Prominent cold fusion researcher Prof. Peter Hagelstein of MIT, who was the Chairman of the Tenth International Conference on Cold Fusion, sent the following letter to the U.S. Secretary of Energy on September 25, 2003:
September 12, 2003
Secretary of Energy
1000 Independence Avenue, SW
United States Department of Energy
Washington, DC 20585
Dear Secretary Abraham,
I noticed with interest a recent column in The Wall Street Journal by Sharon Begley last Friday (September 5, 2003). She wrote this column after attending the 10th International Conference on Cold Fusion, which was held recently in Cambridge at the end of August. Her argument in this column was that perhaps most problematic about the conference was not what was presented and discussed at the conference, but the lack of interest on the part of the scientific community.
I write this brief letter to you wearing three hats. First, as a member of the DOE community, having won the 1984 Lawrence Prize for National Defense. Second, as a faculty member at MIT. And third, as Chair of the conference under discussion.

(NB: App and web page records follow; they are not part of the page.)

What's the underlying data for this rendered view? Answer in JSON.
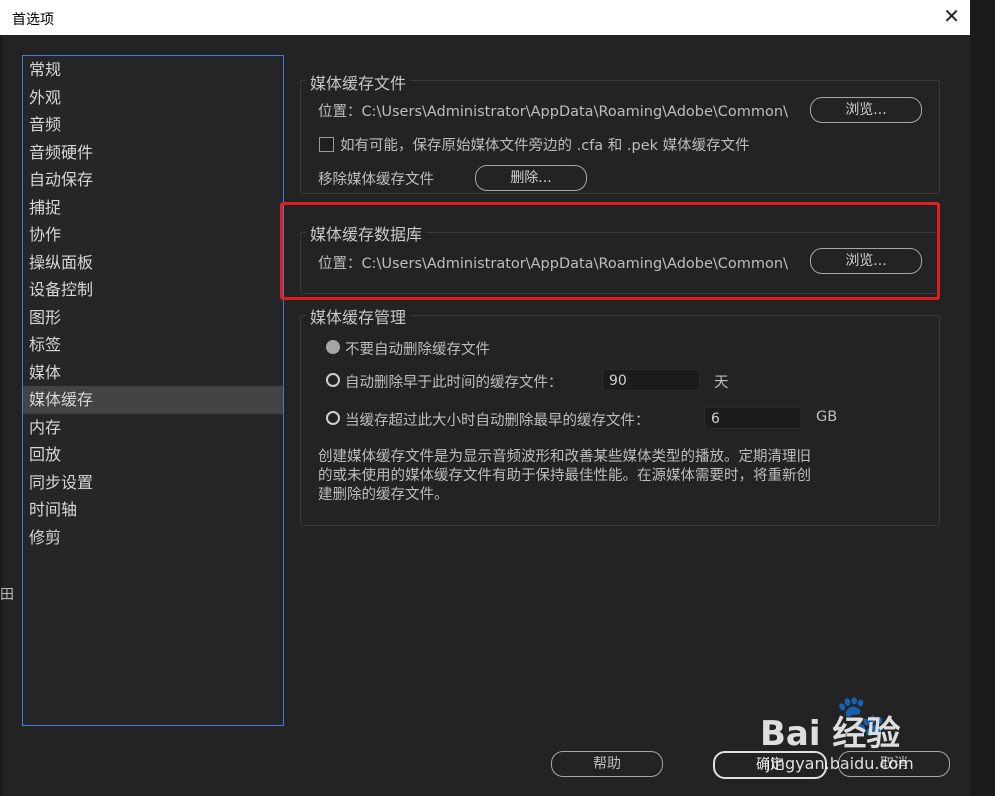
{
  "window": {
    "title": "首选项",
    "close_glyph": "✕"
  },
  "sidebar": {
    "items": [
      {
        "label": "常规"
      },
      {
        "label": "外观"
      },
      {
        "label": "音频"
      },
      {
        "label": "音频硬件"
      },
      {
        "label": "自动保存"
      },
      {
        "label": "捕捉"
      },
      {
        "label": "协作"
      },
      {
        "label": "操纵面板"
      },
      {
        "label": "设备控制"
      },
      {
        "label": "图形"
      },
      {
        "label": "标签"
      },
      {
        "label": "媒体"
      },
      {
        "label": "媒体缓存",
        "active": true
      },
      {
        "label": "内存"
      },
      {
        "label": "回放"
      },
      {
        "label": "同步设置"
      },
      {
        "label": "时间轴"
      },
      {
        "label": "修剪"
      }
    ]
  },
  "media_cache_files": {
    "title": "媒体缓存文件",
    "location_label": "位置：C:\\Users\\Administrator\\AppData\\Roaming\\Adobe\\Common\\",
    "browse_label": "浏览...",
    "checkbox_label": "如有可能，保存原始媒体文件旁边的 .cfa 和 .pek 媒体缓存文件",
    "remove_label": "移除媒体缓存文件",
    "delete_label": "删除..."
  },
  "media_cache_db": {
    "title": "媒体缓存数据库",
    "location_label": "位置：C:\\Users\\Administrator\\AppData\\Roaming\\Adobe\\Common\\",
    "browse_label": "浏览..."
  },
  "media_cache_mgmt": {
    "title": "媒体缓存管理",
    "option1": "不要自动删除缓存文件",
    "option2": "自动删除早于此时间的缓存文件：",
    "option2_value": "90",
    "option2_unit": "天",
    "option3": "当缓存超过此大小时自动删除最早的缓存文件：",
    "option3_value": "6",
    "option3_unit": "GB",
    "description": "创建媒体缓存文件是为显示音频波形和改善某些媒体类型的播放。定期清理旧的或未使用的媒体缓存文件有助于保持最佳性能。在源媒体需要时，将重新创建删除的缓存文件。"
  },
  "footer": {
    "help": "帮助",
    "ok": "确定",
    "cancel": "取消"
  },
  "watermark": {
    "logo": "Bai  经验",
    "sub": "jingyan.baidu.com"
  },
  "edge_glyph": "田",
  "colors": {
    "highlight": "#e02020",
    "sidebar_border": "#3e7ad6",
    "background": "#232323"
  }
}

The conference was technically very strong, and has been considered by many to be the best of the ICCF series to date. The evidence for nuclear emissions from metal deuterides in a variety of experiments presented at this conference, and at previous conferences, is very strong. The experimental evidence in support of an excess heat effect that has accumulated over the years is very compelling, certainly strong enough that it should be of interest to DOE and the scientific community in general.
As you know, DOE assembled a panel to review results in this area in 1989. This group, the ERAB panel, was composed of distinguished scientists from different disciplines who were tasked to provide a recommendation to Admiral Watkins about what should be done in the area. Specifically, the ERAB panel was tasked to: (1) review experiments and theory, (2) identify what research should be undertaken to determine what processes might be involved, (3) provide guidance as to research and development directions might lead to understanding and applications.
The ERAB panel was not convinced that there was anything to the claims, based on the information available in 1989 and 1990. Moreover, the panel noted that the claims would be “contrary to all understanding gained of nuclear reactions in the last half century,” and would “require the invention of an entirely new nuclear process.”
The panel recommended against any special funding for research in this area, and suggested that the funding system present at that time might be used to provide modest support in the area.
Now, more than a decade later, much progress has been made. The relatively weak evidence available in 1989 and 1990 is now superseded by much stronger results, which are sufficient to convince distinguished scientists that are otherwise unbiased. The experimental evidence, in my view, is now beginning to provide some indication as to what new physical mechanisms are at work.
I think that it is now time to review this area once more. A great many of my colleagues who work in this area feel the same way. There is a great interest among the public, as indicated by the nearly 200,000 papers on the subject that have been downloaded during the past eleven months from a website devoted to cold fusion.
I propose that you consider the possibility of convening a new review panel to provide an updated recommendation based on the initial tasking provided by Admiral Watkins. I would recommend that new scientists be appointed, as some of the members of the previous panel might be considered to have already made up their minds based on what they have said in public and have published.
I offer you my personal assistance in this matter, and the assistance of many of my colleagues who have studied the new phenomena over the past fourteen years.
Department of Electrical Engineering and Computer Science
Massachusetts Institute of Technology